• HOW TO COMPLETE THIS TASK
Each record that follows must be reproduced exactly.

• MATERIAL SHOWN
· · · · ·

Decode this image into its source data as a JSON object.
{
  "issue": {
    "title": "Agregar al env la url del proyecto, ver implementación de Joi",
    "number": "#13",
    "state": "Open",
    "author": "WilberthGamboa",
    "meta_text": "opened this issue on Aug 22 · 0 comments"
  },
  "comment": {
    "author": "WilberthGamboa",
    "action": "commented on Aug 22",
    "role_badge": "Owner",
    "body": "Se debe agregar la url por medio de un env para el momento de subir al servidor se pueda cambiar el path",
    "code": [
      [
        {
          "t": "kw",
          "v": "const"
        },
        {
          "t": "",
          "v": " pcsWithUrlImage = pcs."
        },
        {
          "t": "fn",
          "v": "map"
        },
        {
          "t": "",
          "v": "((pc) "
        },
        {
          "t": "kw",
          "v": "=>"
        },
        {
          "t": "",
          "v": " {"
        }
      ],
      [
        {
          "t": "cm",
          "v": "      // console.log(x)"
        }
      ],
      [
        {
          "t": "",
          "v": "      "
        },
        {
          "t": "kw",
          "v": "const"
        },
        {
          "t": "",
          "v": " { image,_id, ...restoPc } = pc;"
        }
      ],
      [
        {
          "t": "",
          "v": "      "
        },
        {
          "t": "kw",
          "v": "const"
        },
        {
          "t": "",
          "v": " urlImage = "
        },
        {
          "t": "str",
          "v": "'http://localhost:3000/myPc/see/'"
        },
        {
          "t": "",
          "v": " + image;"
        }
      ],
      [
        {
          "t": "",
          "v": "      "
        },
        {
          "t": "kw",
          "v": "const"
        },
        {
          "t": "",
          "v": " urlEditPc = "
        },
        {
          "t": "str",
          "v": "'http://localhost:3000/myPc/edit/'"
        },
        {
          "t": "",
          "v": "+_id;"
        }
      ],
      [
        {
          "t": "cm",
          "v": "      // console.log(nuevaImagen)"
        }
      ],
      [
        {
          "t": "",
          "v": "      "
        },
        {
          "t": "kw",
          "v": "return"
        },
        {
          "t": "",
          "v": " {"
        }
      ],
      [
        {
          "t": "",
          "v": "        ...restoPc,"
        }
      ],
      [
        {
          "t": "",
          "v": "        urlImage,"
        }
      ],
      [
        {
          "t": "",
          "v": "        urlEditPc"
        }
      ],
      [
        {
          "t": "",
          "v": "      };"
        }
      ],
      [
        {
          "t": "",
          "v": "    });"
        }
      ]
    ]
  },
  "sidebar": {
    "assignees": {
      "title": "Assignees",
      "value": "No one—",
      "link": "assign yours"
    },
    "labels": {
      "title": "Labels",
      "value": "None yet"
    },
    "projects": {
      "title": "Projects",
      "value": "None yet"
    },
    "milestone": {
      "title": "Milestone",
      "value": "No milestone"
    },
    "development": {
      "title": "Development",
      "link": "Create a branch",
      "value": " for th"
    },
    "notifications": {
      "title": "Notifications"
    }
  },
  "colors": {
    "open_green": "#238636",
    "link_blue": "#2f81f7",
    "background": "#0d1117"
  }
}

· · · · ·

• REPLY
Decode this image into its source data as a JSON object.
{
  "issue": {
    "title": "Agregar al env la url del proyecto, ver implementación de Joi",
    "number": "#13",
    "state": "Open",
    "author": "WilberthGamboa",
    "meta_text": "opened this issue on Aug 22 · 0 comments"
  },
  "comment": {
    "author": "WilberthGamboa",
    "action": "commented on Aug 22",
    "role_badge": "Owner",
    "body": "Se debe agregar la url por medio de un env para el momento de subir al servidor se pueda cambiar el path",
    "code": [
      [
        {
          "t": "kw",
          "v": "const"
        },
        {
          "t": "",
          "v": " pcsWithUrlImage = pcs."
        },
        {
          "t": "fn",
          "v": "map"
        },
        {
          "t": "",
          "v": "((pc) "
        },
        {
          "t": "kw",
          "v": "=>"
        },
        {
          "t": "",
          "v": " {"
        }
      ],
      [
        {
          "t": "cm",
          "v": "      // console.log(x)"
        }
      ],
      [
        {
          "t": "",
          "v": "      "
        },
        {
          "t": "kw",
          "v": "const"
        },
        {
          "t": "",
          "v": " { image,_id, ...restoPc } = pc;"
        }
      ],
      [
        {
          "t": "",
          "v": "      "
        },
        {
          "t": "kw",
          "v": "const"
        },
        {
          "t": "",
          "v": " urlImage = "
        },
        {
          "t": "str",
          "v": "'http://localhost:3000/myPc/see/'"
        },
        {
          "t": "",
          "v": " + image;"
        }
      ],
      [
        {
          "t": "",
          "v": "      "
        },
        {
          "t": "kw",
          "v": "const"
        },
        {
          "t": "",
          "v": " urlEditPc = "
        },
        {
          "t": "str",
          "v": "'http://localhost:3000/myPc/edit/'"
        },
        {
          "t": "",
          "v": "+_id;"
        }
      ],
      [
        {
          "t": "cm",
          "v": "      // console.log(nuevaImagen)"
        }
      ],
      [
        {
          "t": "",
          "v": "      "
        },
        {
          "t": "kw",
          "v": "return"
        },
        {
          "t": "",
          "v": " {"
        }
      ],
      [
        {
          "t": "",
          "v": "        ...restoPc,"
        }
      ],
      [
        {
          "t": "",
          "v": "        urlImage,"
        }
      ],
      [
        {
          "t": "",
          "v": "        urlEditPc"
        }
      ],
      [
        {
          "t": "",
          "v": "      };"
        }
      ],
      [
        {
          "t": "",
          "v": "    });"
        }
      ]
    ]
  },
  "sidebar": {
    "assignees": {
      "title": "Assignees",
      "value": "No one—",
      "link": "assign yours"
    },
    "labels": {
      "title": "Labels",
      "value": "None yet"
    },
    "projects": {
      "title": "Projects",
      "value": "None yet"
    },
    "milestone": {
      "title": "Milestone",
      "value": "No milestone"
    },
    "development": {
      "title": "Development",
      "link": "Create a branch",
      "value": " for th"
    },
    "notifications": {
      "title": "Notifications"
    }
  },
  "colors": {
    "open_green": "#238636",
    "link_blue": "#2f81f7",
    "background": "#0d1117"
  }
}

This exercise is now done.